The problem —
Which of the lines below holds the string "Continuous"? Copy every line that does.

[Stored data]
--- START ---

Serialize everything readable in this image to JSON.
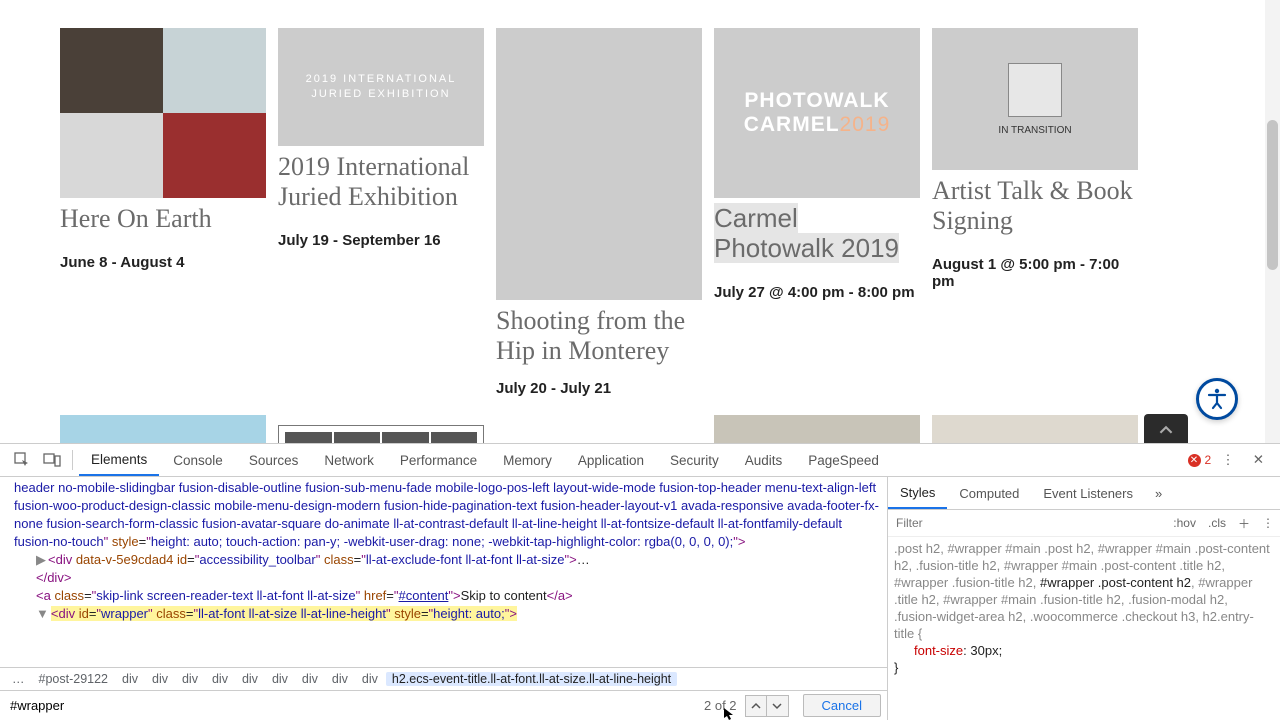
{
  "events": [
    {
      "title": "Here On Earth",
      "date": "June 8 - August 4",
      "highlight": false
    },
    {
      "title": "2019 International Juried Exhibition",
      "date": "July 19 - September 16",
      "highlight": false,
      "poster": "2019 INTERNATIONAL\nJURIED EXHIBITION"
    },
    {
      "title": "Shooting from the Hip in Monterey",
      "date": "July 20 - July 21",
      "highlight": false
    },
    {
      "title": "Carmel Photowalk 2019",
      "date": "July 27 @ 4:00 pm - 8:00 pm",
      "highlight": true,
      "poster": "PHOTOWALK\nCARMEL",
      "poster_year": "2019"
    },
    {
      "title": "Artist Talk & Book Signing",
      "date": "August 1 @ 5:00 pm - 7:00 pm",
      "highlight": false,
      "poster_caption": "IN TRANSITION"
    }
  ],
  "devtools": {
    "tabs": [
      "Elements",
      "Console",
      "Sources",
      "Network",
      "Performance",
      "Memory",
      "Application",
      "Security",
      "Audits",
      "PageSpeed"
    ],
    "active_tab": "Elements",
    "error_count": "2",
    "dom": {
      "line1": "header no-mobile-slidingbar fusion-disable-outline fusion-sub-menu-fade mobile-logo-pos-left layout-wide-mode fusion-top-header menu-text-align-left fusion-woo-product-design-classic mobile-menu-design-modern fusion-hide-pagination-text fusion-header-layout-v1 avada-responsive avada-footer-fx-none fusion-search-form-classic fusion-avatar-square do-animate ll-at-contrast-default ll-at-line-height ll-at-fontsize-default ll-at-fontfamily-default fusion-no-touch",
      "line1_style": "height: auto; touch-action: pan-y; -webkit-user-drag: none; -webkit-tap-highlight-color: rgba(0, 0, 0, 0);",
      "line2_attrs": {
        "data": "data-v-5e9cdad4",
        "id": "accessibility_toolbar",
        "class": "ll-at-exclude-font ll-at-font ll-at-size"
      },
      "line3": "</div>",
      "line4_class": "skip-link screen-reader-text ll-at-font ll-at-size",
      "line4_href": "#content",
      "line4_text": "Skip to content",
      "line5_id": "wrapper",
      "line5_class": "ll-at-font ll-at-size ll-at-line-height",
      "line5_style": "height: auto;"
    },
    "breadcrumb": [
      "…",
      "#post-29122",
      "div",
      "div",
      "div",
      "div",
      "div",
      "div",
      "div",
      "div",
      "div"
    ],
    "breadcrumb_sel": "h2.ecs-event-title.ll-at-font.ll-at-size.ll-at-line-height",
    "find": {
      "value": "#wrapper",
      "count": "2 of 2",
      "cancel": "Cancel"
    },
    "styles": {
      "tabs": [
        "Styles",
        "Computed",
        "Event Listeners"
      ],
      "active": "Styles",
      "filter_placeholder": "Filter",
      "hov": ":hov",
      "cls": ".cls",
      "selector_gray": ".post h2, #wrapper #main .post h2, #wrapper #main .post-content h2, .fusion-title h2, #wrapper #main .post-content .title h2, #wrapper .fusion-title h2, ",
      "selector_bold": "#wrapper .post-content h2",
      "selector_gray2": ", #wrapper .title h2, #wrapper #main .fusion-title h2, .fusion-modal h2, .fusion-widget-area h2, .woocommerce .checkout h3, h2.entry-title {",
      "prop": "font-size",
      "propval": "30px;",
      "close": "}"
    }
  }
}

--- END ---
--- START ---

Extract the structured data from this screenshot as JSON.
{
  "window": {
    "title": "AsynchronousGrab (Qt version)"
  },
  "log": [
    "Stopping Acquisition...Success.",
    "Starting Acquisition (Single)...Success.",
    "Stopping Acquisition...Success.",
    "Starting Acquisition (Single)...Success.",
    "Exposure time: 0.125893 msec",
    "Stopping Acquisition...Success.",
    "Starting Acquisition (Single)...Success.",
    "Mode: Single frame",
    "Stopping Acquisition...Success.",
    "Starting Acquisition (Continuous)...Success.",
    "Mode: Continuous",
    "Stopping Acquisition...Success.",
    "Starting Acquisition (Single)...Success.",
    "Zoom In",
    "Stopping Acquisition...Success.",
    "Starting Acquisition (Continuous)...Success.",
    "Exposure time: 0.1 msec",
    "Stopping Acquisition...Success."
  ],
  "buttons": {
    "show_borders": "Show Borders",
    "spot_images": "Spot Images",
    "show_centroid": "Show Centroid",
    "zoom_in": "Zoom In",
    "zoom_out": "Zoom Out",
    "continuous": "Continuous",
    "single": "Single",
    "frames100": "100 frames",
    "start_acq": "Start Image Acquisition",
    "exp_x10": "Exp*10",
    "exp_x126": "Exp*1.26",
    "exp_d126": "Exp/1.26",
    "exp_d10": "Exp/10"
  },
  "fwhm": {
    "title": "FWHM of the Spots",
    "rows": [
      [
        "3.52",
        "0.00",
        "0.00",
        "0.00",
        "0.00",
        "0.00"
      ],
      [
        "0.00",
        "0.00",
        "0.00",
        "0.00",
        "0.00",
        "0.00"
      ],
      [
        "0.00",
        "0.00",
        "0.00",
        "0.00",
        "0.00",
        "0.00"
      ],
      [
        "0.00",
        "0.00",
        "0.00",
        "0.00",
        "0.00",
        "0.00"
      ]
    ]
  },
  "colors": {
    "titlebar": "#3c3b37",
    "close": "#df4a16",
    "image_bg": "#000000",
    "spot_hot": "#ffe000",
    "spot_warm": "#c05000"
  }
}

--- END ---

Solution to the exercise —
    "Starting Acquisition (Continuous)...Success.",
    "Mode: Continuous",
    "Starting Acquisition (Continuous)...Success.",
    "continuous": "Continuous",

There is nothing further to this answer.